Redirected from Origin of Species
In it, Darwin presents a theory of evolution that is in most aspects identical to the theories now accepted by scientists. He carefully argues out this theory of evolution of species by natural selection by presenting all the accumulated scientific evidence from his voyage on the HMS Beagle. His theories were opposed to the then-accepted viewpoint of creationism. It is arguably one of the pivotal works in scientific history. Moreover, it was (and still is) eminently readable, even by the non-specialist (although it is very wordy and being intelligent is a prerequisite for comprehending the arguments and subtle nuances put forth by Darwin).
Publication of "The Origin of Species" happened before Darwin had intended because of the independent development of a similar theory by Alfred Russel Wallace who sent Darwin his manuscript in 1858. A joint publication of Darwin/Wallace's theory of evolution was put forth the following year. Unfortunately, history has more or less erased Wallace from the original theory of evolution, much as it has erased socially less prominent scientists from their discoveries. Darwin descended from many generations of eminent naturalists in England while Wallace was relatively unknown.
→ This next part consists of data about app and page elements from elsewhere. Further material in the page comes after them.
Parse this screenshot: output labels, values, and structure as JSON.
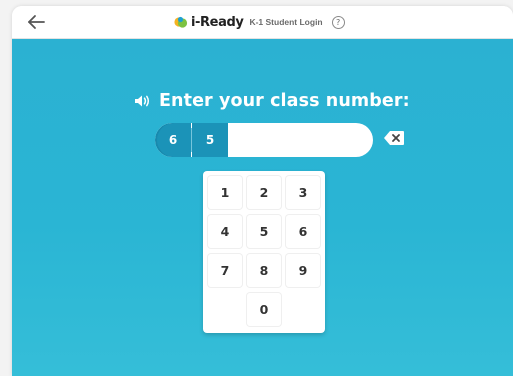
{
  "header": {
    "brand_name": "i-Ready",
    "subtitle": "K-1 Student Login",
    "help_label": "?",
    "back_icon": "arrow-left-icon",
    "logo_icon": "i-ready-logo-icon"
  },
  "login": {
    "prompt": "Enter your class number:",
    "audio_icon": "speaker-icon",
    "entered_digits": [
      "6",
      "5"
    ],
    "backspace_icon": "backspace-icon"
  },
  "keypad": {
    "keys": [
      "1",
      "2",
      "3",
      "4",
      "5",
      "6",
      "7",
      "8",
      "9",
      "0"
    ]
  },
  "colors": {
    "background": "#2bb1d2",
    "digit_fill": "#1b93b8",
    "text_on_blue": "#ffffff",
    "key_text": "#333333"
  }
}
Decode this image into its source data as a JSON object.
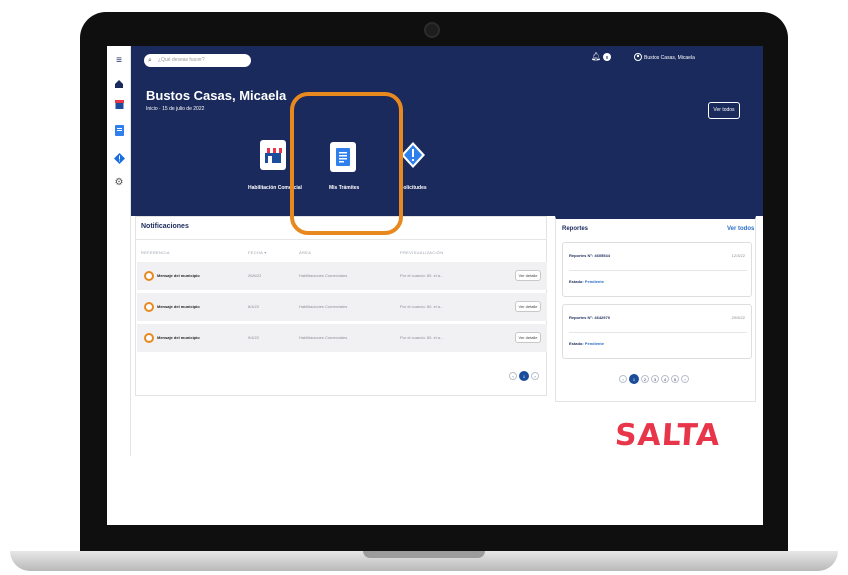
{
  "topbar": {
    "search_placeholder": "¿Qué deseas hacer?",
    "user_label": "Bustos Casas, Micaela"
  },
  "hero": {
    "user_name": "Bustos Casas, Micaela",
    "subtitle": "Inicio · 15 de julio de 2022",
    "ver_todos": "Ver todos",
    "tiles": [
      {
        "label": "Habilitación Comercial",
        "icon": "store-icon"
      },
      {
        "label": "Mis Trámites",
        "icon": "document-icon"
      },
      {
        "label": "Solicitudes",
        "icon": "alert-icon"
      }
    ]
  },
  "notifications": {
    "title": "Notificaciones",
    "headers": {
      "ref": "REFERENCIA",
      "fecha": "FECHA ▾",
      "area": "ÁREA",
      "preview": "PREVISUALIZACIÓN"
    },
    "rows": [
      {
        "ref": "Mensaje del municipio",
        "fecha": "26/6/22",
        "area": "Habilitaciones Comerciales",
        "preview": "Por el cuando: 80. el a...",
        "action": "Ver detalle"
      },
      {
        "ref": "Mensaje del municipio",
        "fecha": "8/4/22",
        "area": "Habilitaciones Comerciales",
        "preview": "Por el cuando: 80. el a...",
        "action": "Ver detalle"
      },
      {
        "ref": "Mensaje del municipio",
        "fecha": "9/4/22",
        "area": "Habilitaciones Comerciales",
        "preview": "Por el cuando: 80. el a...",
        "action": "Ver detalle"
      }
    ],
    "pager": {
      "prev": "‹",
      "current": "1",
      "next": "›"
    }
  },
  "reports": {
    "title": "Reportes",
    "ver_todos": "Ver todos",
    "cards": [
      {
        "title": "Reportes N°: 4605544",
        "date": "12/3/22",
        "status_label": "Estado:",
        "status": "Pendiente"
      },
      {
        "title": "Reportes N°: 4642970",
        "date": "29/5/22",
        "status_label": "Estado:",
        "status": "Pendiente"
      }
    ],
    "pager": [
      "‹",
      "1",
      "2",
      "3",
      "4",
      "5",
      "›"
    ]
  },
  "brand": {
    "logo_text": "SALTA",
    "logo_color": "#e8354a"
  },
  "colors": {
    "primary": "#1b2a5c",
    "accent": "#e8891f"
  }
}
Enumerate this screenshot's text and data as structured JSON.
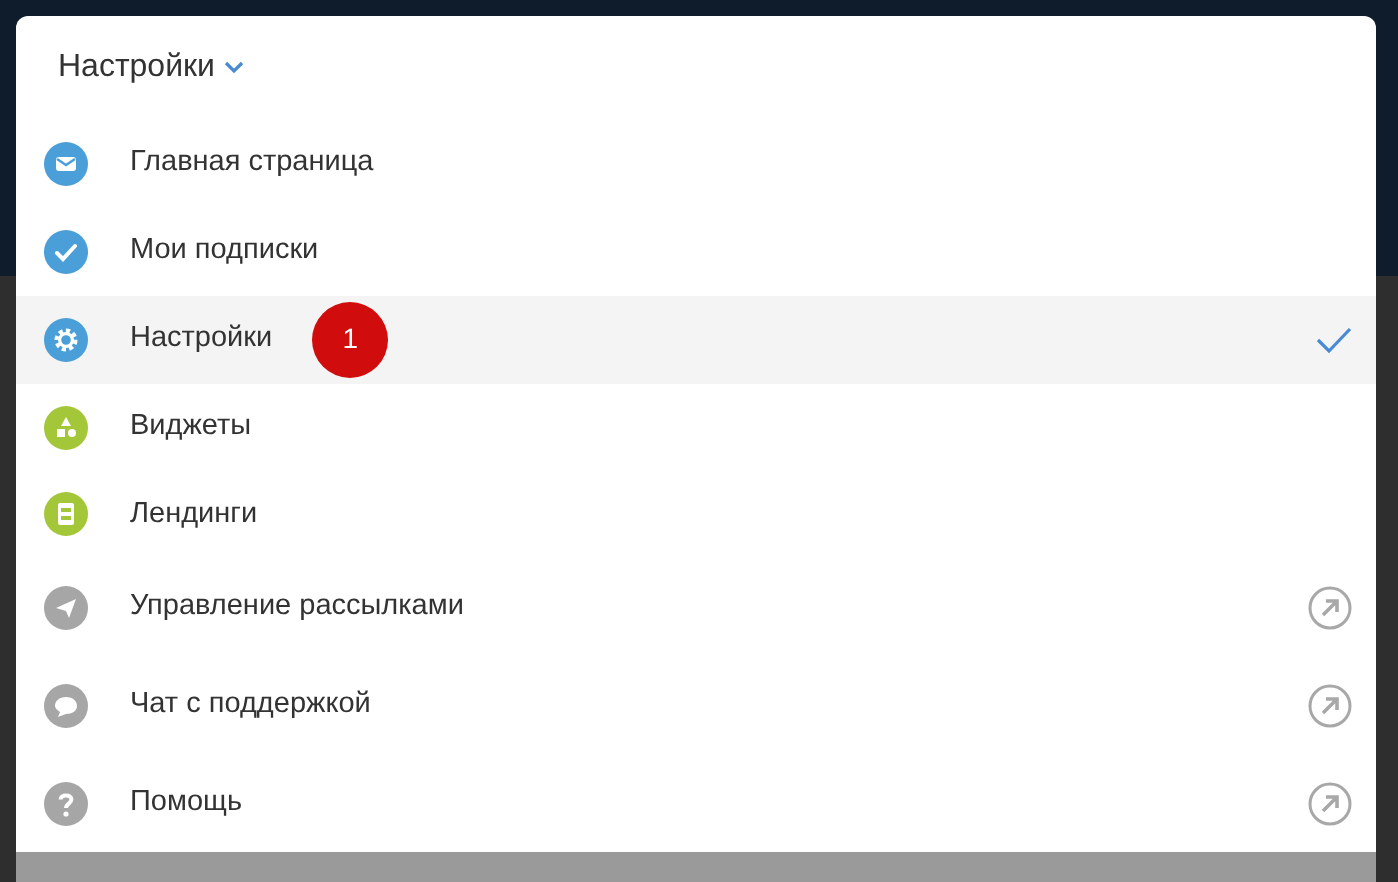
{
  "menu": {
    "title": "Настройки",
    "items": [
      {
        "label": "Главная страница",
        "color": "#4a9fd8",
        "selected": false,
        "kind": "internal"
      },
      {
        "label": "Мои подписки",
        "color": "#4a9fd8",
        "selected": false,
        "kind": "internal"
      },
      {
        "label": "Настройки",
        "color": "#4a9fd8",
        "selected": true,
        "kind": "internal",
        "badge": "1"
      },
      {
        "label": "Виджеты",
        "color": "#a4c639",
        "selected": false,
        "kind": "internal"
      },
      {
        "label": "Лендинги",
        "color": "#a4c639",
        "selected": false,
        "kind": "internal"
      },
      {
        "label": "Управление рассылками",
        "color": "#a6a6a6",
        "selected": false,
        "kind": "external"
      },
      {
        "label": "Чат с поддержкой",
        "color": "#a6a6a6",
        "selected": false,
        "kind": "external"
      },
      {
        "label": "Помощь",
        "color": "#a6a6a6",
        "selected": false,
        "kind": "external"
      }
    ]
  }
}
Although Darwin himself was a fervent Victorian, he was forced to conclude, because of the accumulated evidence, that species did evolve over time. As such, he was well aware of the implications such a work would have on the study of the origins of humanity (see On the Descent of Man[?]).